Created by Oxfam Scotland, Carers Scotland, the Scottish Women’s Budget Group, Scottish Care and One Parent Families Scotland, the joint campaign is now backed by over 45 organisations – including Carnegie UK, IPPR Scotland, the Wellbeing Economy Alliance Scotland, the Minority Ethnic Carers of Older People Project, and Barnardo’s Scotland. They say the lack of a dedicated National Outcome on care ignores the foundational importance of care to the wellbeing of individuals, households, and Scotland as a whole and leaves all forms of care undervalued – whether it is on a paid or unpaid basis, for children or adults, or for people with or without additional support needs.

The people of Scotland – and particularly those with personal experience of any form of care – are now being asked to send a personalised letter to the first minister and the other party leaders using a dedicated website – – set up to make the process straightforward.

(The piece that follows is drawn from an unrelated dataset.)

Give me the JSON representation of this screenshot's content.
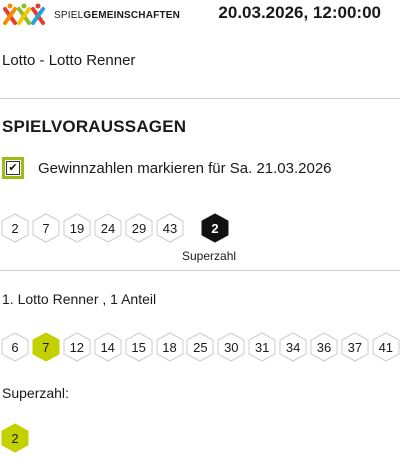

Fiona Collie, head of policy at Carers Scotland, said: “For too long, all forms of care have been undervalued in Scotland leaving too many people who provide care struggling without the financial and practical support they need. The pandemic and the cost-of-living crisis have only made matters even worse.

“We urgently need to inject additional funds into our care services, but only by fully valuing and investing in those experiencing care, and all those providing it, can Scotland build resilience to current and future shocks. We’re urging the people of Scotland, but particularly those who live with the day-to-day realities of care, to join us in calling for Scotland’s politicians to set this new National Outcome, and then to work quickly to deliver it.” 

The campaign recognises that a range of initiatives could improve how we value and invest in care and carers in Scotland – such as a new social security entitlement for unpaid carers, additional investment in a reformed system of social care, and steps to better support low-income parents via the upcoming increase in the Scottish Child Payment.

However, it says progress is too slow and too shallow and those who rely on, or provide care are paying the price, including challenges in accessing sufficient levels of care, as well as poor working conditions, insufficient social security entitlements, and a lack of adequate respite for those who provide care. Caring is also deeply linked with poverty.

Jamie Livingstone, head of Oxfam Scotland, said: “It’s clearer than ever that the wellbeing of our entire society depends on care but, right now, a failure to sufficiently value and invest in this care is a key barrier to ending poverty.

“The cost of living crisis is simply multiplying the pressures long faced by those who provide care and, while some initiatives underway in Scotland have the potential to create positive change, the invisibility of care within Scotland’s existing National Outcomes is unacceptable and must now end. The Scottish Government, with cross-party support, must use the upcoming review process to show they are fully committed to building a Scotland that cares.”